WHAT YOU SHOULD DO: Look through the lines below and extract each one that contains "summary".

··· SUPPLIED DATA

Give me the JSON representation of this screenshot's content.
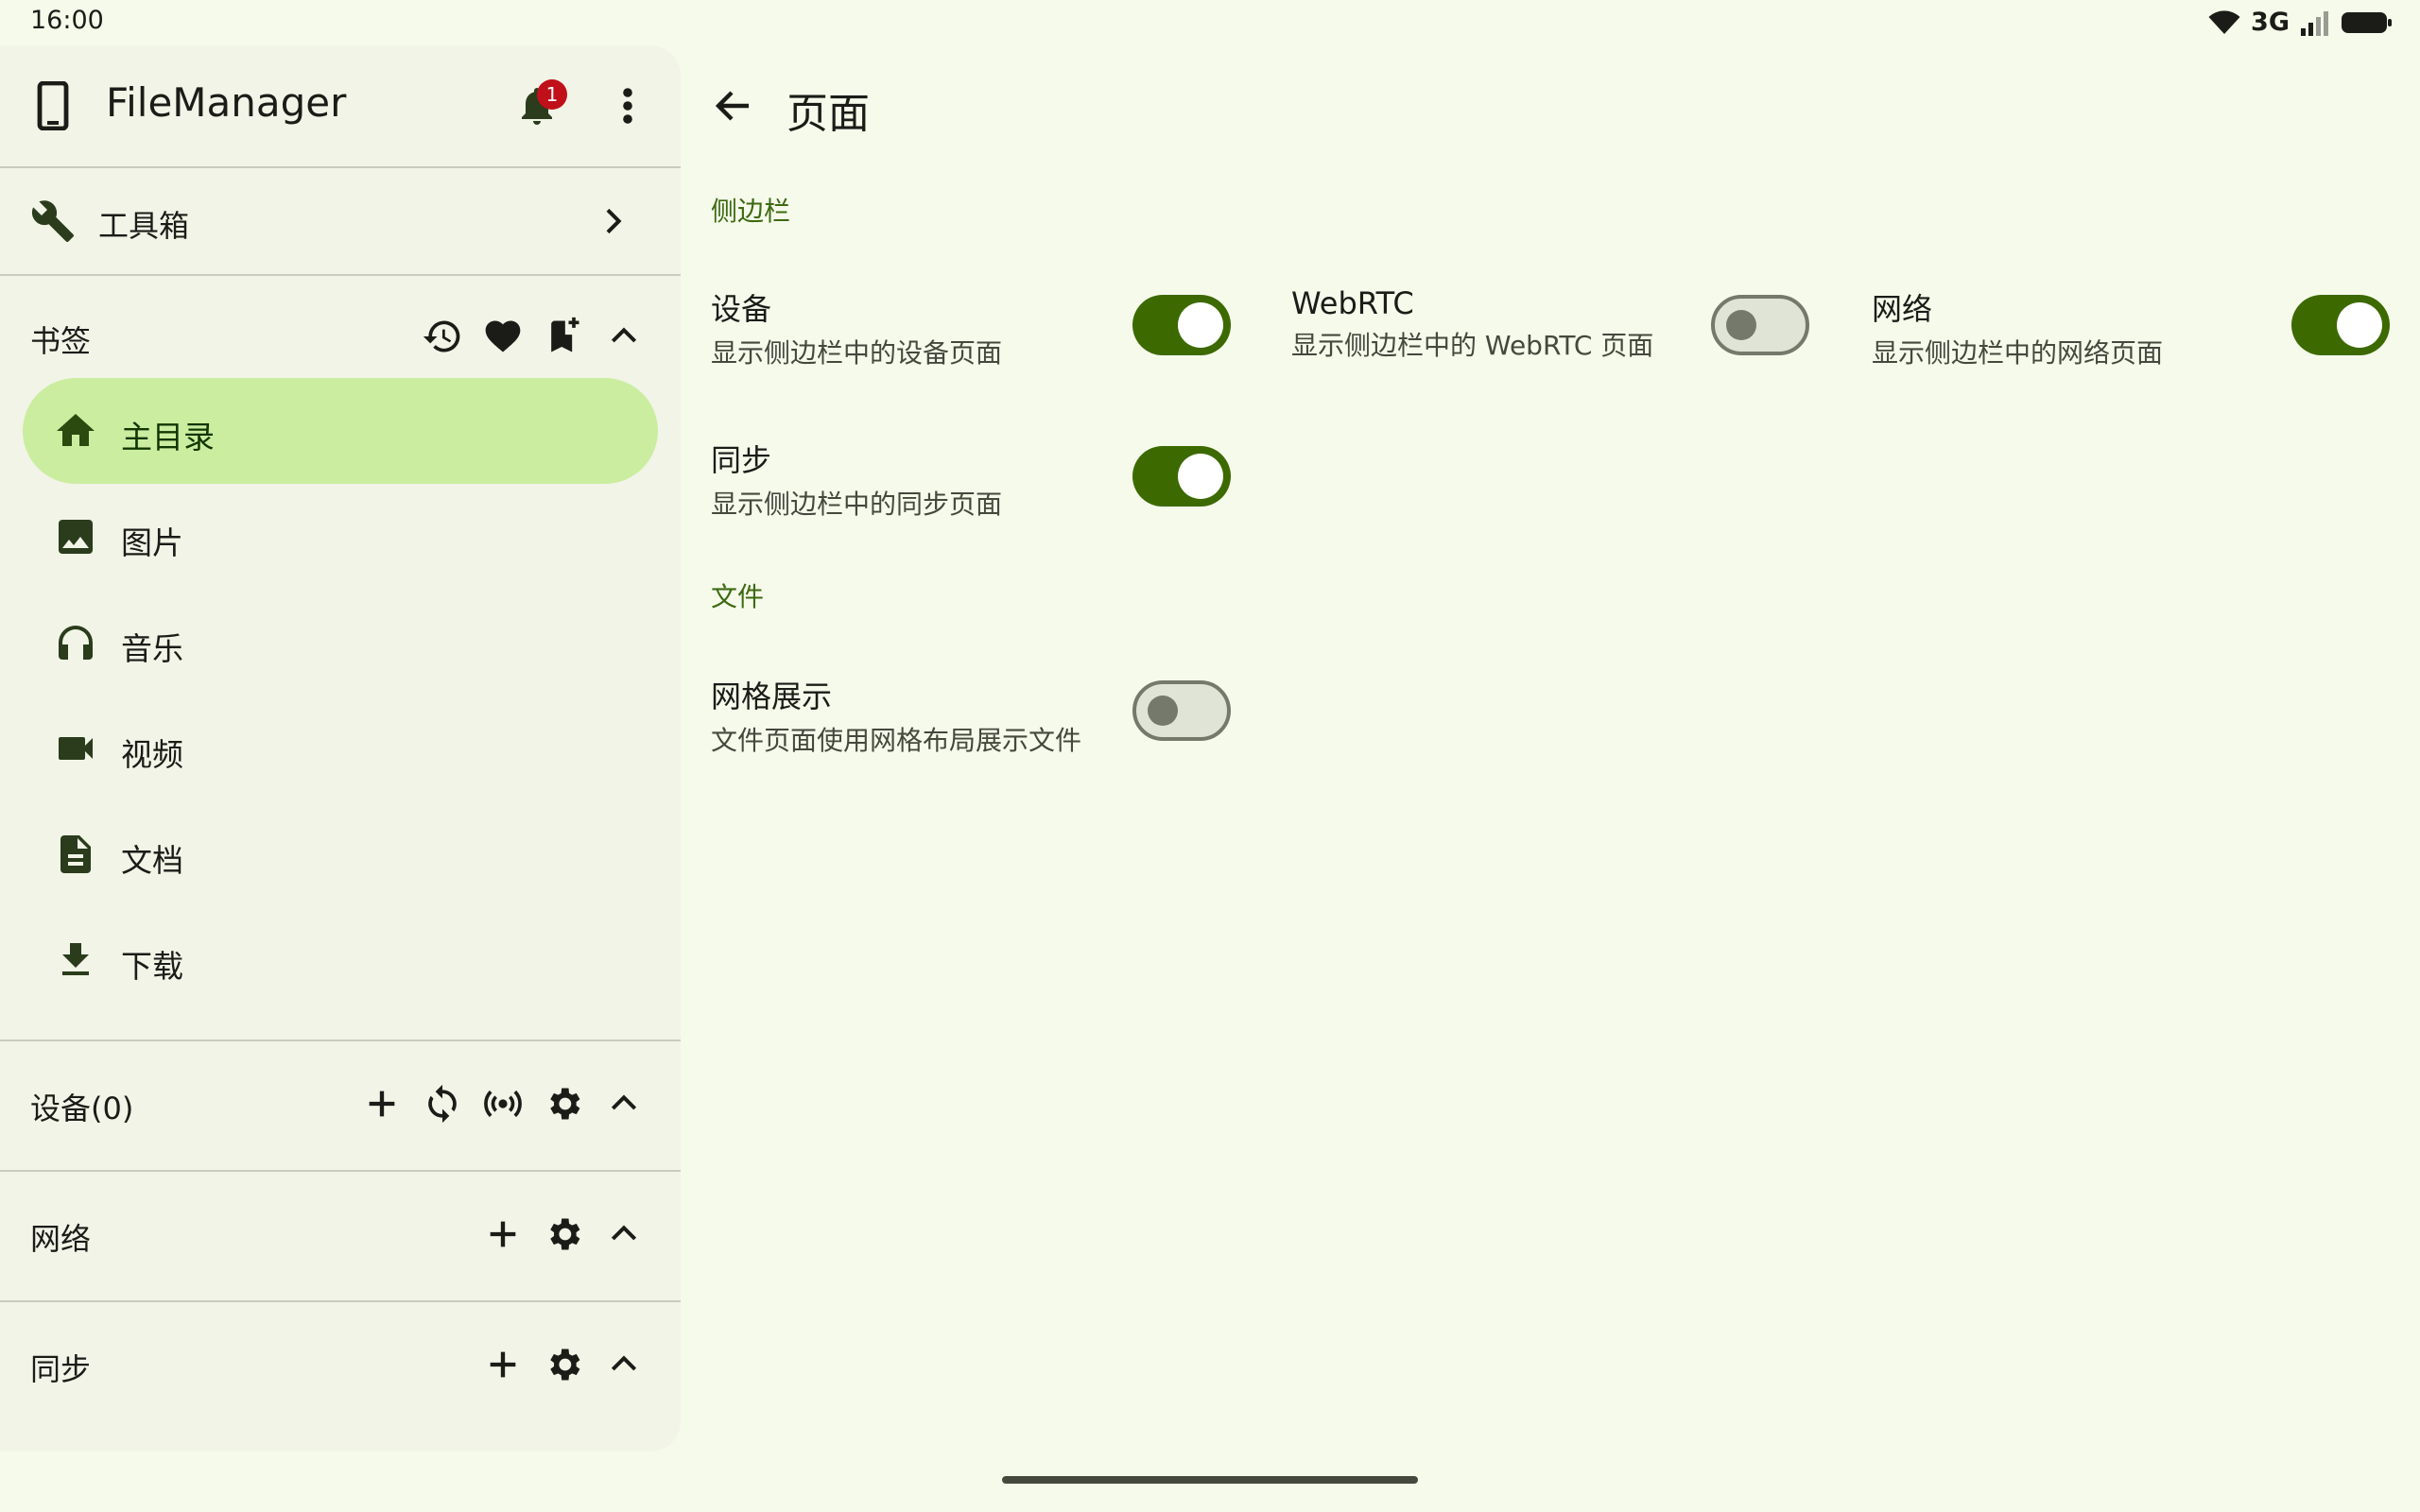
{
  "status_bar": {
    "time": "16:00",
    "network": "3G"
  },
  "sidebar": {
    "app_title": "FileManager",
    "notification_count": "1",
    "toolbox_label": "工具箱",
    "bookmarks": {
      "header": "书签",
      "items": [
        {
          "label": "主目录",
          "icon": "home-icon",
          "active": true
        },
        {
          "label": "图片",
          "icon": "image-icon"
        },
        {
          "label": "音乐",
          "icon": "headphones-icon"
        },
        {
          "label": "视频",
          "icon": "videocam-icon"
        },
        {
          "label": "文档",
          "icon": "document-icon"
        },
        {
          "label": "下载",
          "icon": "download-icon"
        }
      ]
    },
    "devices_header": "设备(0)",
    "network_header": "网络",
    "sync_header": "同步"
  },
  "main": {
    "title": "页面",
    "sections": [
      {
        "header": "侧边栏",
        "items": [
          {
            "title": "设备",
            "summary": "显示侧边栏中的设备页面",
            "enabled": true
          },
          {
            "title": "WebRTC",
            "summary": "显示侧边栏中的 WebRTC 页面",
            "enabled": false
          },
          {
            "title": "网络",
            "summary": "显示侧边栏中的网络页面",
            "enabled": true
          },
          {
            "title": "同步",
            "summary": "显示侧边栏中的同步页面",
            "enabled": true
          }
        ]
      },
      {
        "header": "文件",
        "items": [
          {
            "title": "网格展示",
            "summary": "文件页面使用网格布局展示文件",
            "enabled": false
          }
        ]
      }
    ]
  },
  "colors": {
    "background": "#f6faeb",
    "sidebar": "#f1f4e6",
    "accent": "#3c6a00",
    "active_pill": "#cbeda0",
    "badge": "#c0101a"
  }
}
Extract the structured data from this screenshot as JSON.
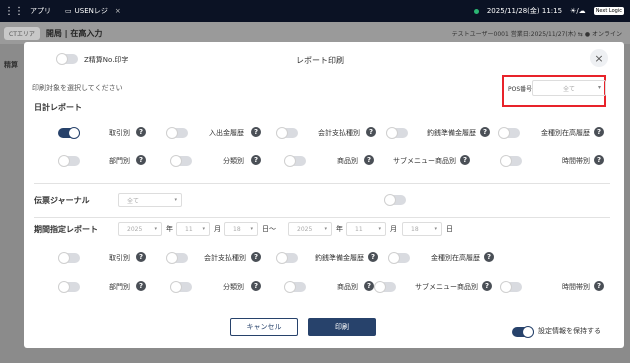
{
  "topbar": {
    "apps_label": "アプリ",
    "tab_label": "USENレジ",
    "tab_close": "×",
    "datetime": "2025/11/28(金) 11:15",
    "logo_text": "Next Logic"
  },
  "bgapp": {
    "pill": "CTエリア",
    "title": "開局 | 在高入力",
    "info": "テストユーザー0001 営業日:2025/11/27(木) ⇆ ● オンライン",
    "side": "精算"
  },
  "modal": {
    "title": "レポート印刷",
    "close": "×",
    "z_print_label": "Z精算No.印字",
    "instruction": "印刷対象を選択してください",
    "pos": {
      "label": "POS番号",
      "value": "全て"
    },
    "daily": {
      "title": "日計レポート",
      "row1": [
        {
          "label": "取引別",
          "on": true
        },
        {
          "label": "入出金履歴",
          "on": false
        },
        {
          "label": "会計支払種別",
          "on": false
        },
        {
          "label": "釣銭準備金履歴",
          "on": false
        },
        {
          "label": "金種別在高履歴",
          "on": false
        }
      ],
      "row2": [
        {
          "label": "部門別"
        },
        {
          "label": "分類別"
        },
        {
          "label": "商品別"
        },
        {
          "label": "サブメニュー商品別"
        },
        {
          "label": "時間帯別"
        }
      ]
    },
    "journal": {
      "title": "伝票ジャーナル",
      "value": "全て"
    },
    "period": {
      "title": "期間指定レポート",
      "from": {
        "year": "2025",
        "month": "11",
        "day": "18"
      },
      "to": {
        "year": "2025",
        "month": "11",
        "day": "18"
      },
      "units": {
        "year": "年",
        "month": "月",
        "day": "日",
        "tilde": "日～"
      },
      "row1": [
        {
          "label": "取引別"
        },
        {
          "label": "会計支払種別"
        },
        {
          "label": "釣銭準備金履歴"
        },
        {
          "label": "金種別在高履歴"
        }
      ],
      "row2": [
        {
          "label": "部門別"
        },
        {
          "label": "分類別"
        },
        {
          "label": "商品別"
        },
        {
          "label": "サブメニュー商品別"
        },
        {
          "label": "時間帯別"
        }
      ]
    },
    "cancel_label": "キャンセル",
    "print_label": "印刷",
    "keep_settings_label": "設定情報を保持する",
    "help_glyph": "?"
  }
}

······

SOLUTION:
            "summary": "显示侧边栏中的设备页面",
            "summary": "显示侧边栏中的 WebRTC 页面",
            "summary": "显示侧边栏中的网络页面",
            "summary": "显示侧边栏中的同步页面",
            "summary": "文件页面使用网格布局展示文件",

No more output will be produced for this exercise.